======== Input ========

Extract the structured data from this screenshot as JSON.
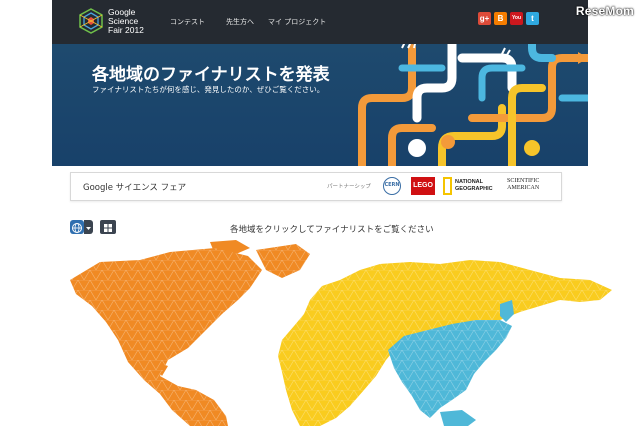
{
  "header": {
    "logo_line1": "Google",
    "logo_line2": "Science",
    "logo_line3": "Fair 2012",
    "nav": [
      {
        "label": "コンテスト"
      },
      {
        "label": "先生方へ"
      },
      {
        "label": "マイ プロジェクト"
      }
    ],
    "social": [
      {
        "icon": "google-plus-icon",
        "label": "g+",
        "color": "#dd4b39"
      },
      {
        "icon": "blogger-icon",
        "label": "B",
        "color": "#f57d00"
      },
      {
        "icon": "youtube-icon",
        "label": "You",
        "color": "#cc181e"
      },
      {
        "icon": "twitter-icon",
        "label": "t",
        "color": "#2fa9e0"
      }
    ],
    "watermark": "ReseMom"
  },
  "hero": {
    "title": "各地域のファイナリストを発表",
    "subtitle": "ファイナリストたちが何を感じ、発見したのか、ぜひご覧ください。"
  },
  "partners": {
    "title": "Google サイエンス フェア",
    "label": "パートナーシップ",
    "cern": "CERN",
    "lego": "LEGO",
    "natgeo_line1": "NATIONAL",
    "natgeo_line2": "GEOGRAPHIC",
    "sciam_line1": "SCIENTIFIC",
    "sciam_line2": "AMERICAN"
  },
  "map": {
    "title": "各地域をクリックしてファイナリストをご覧ください",
    "regions": [
      {
        "name": "americas",
        "color": "#f08a24"
      },
      {
        "name": "europe-africa",
        "color": "#f9cc1f"
      },
      {
        "name": "asia-pacific",
        "color": "#4fb8d8"
      }
    ]
  },
  "colors": {
    "header_bg": "#252a31",
    "hero_bg": "#1b456b",
    "orange": "#f08a24",
    "yellow": "#f9cc1f",
    "blue": "#4fb8d8"
  }
}
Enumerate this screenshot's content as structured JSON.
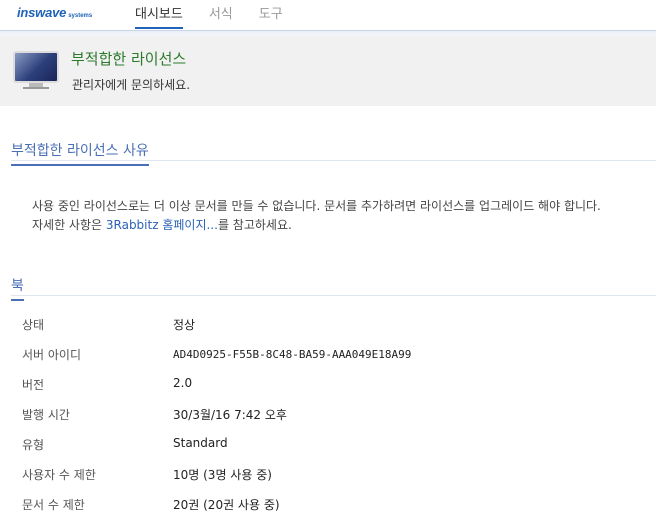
{
  "topbar": {
    "logo_main": "inswave",
    "logo_sub": "systems",
    "tabs": [
      {
        "label": "대시보드",
        "active": true
      },
      {
        "label": "서식",
        "active": false
      },
      {
        "label": "도구",
        "active": false
      }
    ]
  },
  "header": {
    "icon": "monitor-icon",
    "title": "부적합한 라이선스",
    "subtitle": "관리자에게 문의하세요."
  },
  "reason_section": {
    "title": "부적합한 라이선스 사유",
    "line1": "사용 중인 라이선스로는 더 이상 문서를 만들 수 없습니다. 문서를 추가하려면 라이선스를 업그레이드 해야 합니다.",
    "line2_prefix": "자세한 사항은 ",
    "line2_link": "3Rabbitz 홈페이지...",
    "line2_suffix": "를 참고하세요."
  },
  "book_section": {
    "title": "북",
    "rows": [
      {
        "label": "상태",
        "value": "정상"
      },
      {
        "label": "서버 아이디",
        "value": "AD4D0925-F55B-8C48-BA59-AAA049E18A99"
      },
      {
        "label": "버전",
        "value": "2.0"
      },
      {
        "label": "발행 시간",
        "value": "30/3월/16 7:42 오후"
      },
      {
        "label": "유형",
        "value": "Standard"
      },
      {
        "label": "사용자 수 제한",
        "value": "10명 (3명 사용 중)"
      },
      {
        "label": "문서 수 제한",
        "value": "20권 (20권 사용 중)"
      }
    ]
  },
  "colors": {
    "accent": "#1f62b8",
    "section_title": "#4a6fb5",
    "header_title": "#2b7a2b",
    "link": "#2b63b3"
  }
}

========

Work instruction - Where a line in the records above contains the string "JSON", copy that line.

Response to the exercise -
Extract the structured data from this screenshot as JSON.
Enumerate this screenshot's content as structured JSON.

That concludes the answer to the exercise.